== Segment start ==
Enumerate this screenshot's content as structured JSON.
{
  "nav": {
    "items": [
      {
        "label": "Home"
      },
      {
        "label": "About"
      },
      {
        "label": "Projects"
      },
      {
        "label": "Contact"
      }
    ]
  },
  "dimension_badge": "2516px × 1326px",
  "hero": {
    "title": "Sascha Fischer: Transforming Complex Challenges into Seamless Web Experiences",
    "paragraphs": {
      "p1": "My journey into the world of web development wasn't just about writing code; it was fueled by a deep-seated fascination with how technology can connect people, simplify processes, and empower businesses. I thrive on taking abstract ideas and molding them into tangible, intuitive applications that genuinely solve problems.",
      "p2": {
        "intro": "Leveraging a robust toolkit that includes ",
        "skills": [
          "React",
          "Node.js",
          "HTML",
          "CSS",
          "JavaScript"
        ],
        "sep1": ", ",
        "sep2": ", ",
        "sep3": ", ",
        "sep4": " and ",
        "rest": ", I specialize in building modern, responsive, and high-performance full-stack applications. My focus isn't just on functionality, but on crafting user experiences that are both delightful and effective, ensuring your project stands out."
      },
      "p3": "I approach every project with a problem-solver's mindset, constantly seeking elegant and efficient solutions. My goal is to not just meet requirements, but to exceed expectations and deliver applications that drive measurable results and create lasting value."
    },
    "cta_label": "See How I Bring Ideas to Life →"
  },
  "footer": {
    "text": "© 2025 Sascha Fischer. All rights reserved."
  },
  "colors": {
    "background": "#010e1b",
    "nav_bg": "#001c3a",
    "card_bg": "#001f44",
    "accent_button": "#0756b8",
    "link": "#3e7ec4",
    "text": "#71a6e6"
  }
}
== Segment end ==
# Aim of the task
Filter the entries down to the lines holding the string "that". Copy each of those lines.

# Exercise result
      "p1": "My journey into the world of web development wasn't just about writing code; it was fueled by a deep-seated fascination with how technology can connect people, simplify processes, and empower businesses. I thrive on taking abstract ideas and molding them into tangible, intuitive applications that genuinely solve problems.",
        "intro": "Leveraging a robust toolkit that includes ",
        "rest": ", I specialize in building modern, responsive, and high-performance full-stack applications. My focus isn't just on functionality, but on crafting user experiences that are both delightful and effective, ensuring your project stands out."
      "p3": "I approach every project with a problem-solver's mindset, constantly seeking elegant and efficient solutions. My goal is to not just meet requirements, but to exceed expectations and deliver applications that drive measurable results and create lasting value."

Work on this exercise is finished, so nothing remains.